Description of the task
Where the word "crio" shows up in the entries below, please copy the whole line.

Provided records
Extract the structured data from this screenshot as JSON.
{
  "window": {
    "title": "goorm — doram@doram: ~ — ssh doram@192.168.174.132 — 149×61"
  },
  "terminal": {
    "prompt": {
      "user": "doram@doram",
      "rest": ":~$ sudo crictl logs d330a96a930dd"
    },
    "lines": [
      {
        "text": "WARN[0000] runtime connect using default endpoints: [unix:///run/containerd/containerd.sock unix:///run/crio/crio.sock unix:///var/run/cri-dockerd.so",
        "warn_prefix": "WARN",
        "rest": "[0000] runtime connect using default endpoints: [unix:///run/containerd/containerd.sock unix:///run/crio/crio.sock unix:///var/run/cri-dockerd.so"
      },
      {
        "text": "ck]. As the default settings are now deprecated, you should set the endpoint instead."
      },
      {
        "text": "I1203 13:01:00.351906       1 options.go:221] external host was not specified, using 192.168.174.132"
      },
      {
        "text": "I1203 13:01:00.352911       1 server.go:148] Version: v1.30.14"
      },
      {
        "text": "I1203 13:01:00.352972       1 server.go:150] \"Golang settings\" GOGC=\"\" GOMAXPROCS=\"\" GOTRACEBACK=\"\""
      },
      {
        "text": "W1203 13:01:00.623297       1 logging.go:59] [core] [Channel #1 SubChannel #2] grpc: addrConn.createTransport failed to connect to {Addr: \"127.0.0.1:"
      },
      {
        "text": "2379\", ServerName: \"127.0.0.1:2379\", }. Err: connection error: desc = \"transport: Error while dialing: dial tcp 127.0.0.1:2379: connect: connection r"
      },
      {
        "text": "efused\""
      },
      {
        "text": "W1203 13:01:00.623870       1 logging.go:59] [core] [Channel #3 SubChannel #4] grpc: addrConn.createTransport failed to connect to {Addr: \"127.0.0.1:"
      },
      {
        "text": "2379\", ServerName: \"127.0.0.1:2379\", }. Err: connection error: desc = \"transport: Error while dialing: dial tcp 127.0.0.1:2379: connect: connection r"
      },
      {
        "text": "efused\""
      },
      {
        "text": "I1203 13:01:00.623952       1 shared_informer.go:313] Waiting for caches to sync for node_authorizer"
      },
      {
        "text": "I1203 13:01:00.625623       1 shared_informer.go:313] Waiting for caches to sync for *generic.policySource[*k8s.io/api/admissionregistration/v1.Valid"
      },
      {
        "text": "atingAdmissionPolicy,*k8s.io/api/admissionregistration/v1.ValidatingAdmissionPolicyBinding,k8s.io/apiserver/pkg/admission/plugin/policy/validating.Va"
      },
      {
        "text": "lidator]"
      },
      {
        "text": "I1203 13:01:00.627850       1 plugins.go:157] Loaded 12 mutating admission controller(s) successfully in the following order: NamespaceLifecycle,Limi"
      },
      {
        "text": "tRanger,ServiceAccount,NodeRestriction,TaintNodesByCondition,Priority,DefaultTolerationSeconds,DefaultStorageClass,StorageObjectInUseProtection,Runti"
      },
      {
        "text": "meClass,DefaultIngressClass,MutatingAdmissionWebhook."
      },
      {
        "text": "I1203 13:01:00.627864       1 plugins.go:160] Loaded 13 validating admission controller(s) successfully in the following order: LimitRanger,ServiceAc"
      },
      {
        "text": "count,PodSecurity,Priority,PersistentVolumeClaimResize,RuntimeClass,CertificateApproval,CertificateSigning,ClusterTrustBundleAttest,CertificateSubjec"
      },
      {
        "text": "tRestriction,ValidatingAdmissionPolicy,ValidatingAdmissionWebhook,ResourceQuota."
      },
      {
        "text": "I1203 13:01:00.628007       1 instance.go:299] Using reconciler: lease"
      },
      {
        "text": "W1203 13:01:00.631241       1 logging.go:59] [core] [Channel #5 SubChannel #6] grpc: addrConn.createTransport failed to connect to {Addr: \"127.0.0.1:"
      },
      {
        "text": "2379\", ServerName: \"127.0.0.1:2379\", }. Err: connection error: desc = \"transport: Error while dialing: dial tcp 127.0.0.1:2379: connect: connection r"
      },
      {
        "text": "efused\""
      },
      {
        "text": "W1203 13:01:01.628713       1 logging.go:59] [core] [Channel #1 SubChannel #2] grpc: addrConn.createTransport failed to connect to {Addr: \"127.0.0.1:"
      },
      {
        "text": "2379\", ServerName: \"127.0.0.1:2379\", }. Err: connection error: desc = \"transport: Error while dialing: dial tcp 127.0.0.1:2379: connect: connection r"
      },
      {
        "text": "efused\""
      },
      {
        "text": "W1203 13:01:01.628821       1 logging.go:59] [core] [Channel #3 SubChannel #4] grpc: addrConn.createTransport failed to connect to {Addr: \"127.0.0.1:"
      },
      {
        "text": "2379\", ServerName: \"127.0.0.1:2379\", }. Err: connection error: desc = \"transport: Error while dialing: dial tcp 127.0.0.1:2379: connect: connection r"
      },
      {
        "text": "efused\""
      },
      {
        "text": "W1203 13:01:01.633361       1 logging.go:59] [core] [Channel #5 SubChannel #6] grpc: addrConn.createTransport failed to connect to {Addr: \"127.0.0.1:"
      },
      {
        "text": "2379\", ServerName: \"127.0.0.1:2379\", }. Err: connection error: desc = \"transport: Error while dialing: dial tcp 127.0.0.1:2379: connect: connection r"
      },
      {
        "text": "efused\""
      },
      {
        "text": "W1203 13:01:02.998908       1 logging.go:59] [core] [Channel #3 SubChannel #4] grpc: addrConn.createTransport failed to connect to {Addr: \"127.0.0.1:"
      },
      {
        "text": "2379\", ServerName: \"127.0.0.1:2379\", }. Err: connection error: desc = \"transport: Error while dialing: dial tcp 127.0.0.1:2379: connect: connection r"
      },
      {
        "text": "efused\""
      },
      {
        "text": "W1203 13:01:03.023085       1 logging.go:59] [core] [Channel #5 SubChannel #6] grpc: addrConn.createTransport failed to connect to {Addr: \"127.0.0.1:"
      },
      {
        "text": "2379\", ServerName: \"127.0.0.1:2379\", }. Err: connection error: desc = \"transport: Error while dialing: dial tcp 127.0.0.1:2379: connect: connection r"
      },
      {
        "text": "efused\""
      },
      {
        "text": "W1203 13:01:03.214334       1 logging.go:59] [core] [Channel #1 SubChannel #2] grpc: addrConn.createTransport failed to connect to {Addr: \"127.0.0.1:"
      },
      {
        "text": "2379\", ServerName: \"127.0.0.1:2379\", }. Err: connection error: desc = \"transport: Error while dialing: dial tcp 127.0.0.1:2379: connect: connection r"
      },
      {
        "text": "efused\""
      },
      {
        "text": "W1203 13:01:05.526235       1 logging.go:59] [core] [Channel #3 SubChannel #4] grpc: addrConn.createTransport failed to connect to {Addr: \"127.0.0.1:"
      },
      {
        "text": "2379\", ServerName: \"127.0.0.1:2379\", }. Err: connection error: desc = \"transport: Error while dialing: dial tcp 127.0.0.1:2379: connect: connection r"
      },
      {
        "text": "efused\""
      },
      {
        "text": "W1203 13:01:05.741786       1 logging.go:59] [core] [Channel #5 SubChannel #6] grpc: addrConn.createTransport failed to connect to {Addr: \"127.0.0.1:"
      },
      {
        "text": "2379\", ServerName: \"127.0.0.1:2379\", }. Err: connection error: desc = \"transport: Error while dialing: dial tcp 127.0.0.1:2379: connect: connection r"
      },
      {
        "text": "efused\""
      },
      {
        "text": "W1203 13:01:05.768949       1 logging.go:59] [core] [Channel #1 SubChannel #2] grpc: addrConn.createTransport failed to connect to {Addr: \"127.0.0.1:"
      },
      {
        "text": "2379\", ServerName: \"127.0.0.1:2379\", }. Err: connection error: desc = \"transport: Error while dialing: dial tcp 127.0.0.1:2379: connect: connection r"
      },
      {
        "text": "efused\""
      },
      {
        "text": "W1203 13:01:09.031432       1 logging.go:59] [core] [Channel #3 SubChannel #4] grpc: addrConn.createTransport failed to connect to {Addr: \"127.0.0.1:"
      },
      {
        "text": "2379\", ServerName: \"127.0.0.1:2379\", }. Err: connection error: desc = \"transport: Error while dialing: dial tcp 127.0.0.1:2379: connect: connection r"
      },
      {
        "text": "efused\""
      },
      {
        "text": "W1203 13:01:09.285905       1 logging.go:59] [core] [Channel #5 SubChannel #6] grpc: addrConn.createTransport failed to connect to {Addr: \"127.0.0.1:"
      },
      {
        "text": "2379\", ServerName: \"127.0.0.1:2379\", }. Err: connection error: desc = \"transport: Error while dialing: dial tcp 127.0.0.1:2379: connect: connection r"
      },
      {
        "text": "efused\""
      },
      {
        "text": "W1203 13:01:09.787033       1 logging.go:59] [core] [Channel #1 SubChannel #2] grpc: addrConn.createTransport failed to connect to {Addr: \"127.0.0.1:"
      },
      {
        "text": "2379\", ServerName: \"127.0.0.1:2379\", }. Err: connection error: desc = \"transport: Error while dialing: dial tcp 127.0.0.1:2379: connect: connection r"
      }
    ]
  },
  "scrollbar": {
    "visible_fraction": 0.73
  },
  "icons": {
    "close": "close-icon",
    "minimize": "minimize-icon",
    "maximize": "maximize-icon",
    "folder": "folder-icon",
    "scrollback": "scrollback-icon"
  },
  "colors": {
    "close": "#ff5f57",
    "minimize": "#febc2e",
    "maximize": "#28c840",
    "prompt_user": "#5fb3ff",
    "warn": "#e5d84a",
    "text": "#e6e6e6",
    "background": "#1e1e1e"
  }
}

Written answer
        "text": "WARN[0000] runtime connect using default endpoints: [unix:///run/containerd/containerd.sock unix:///run/crio/crio.sock unix:///var/run/cri-dockerd.so",
        "rest": "[0000] runtime connect using default endpoints: [unix:///run/containerd/containerd.sock unix:///run/crio/crio.sock unix:///var/run/cri-dockerd.so"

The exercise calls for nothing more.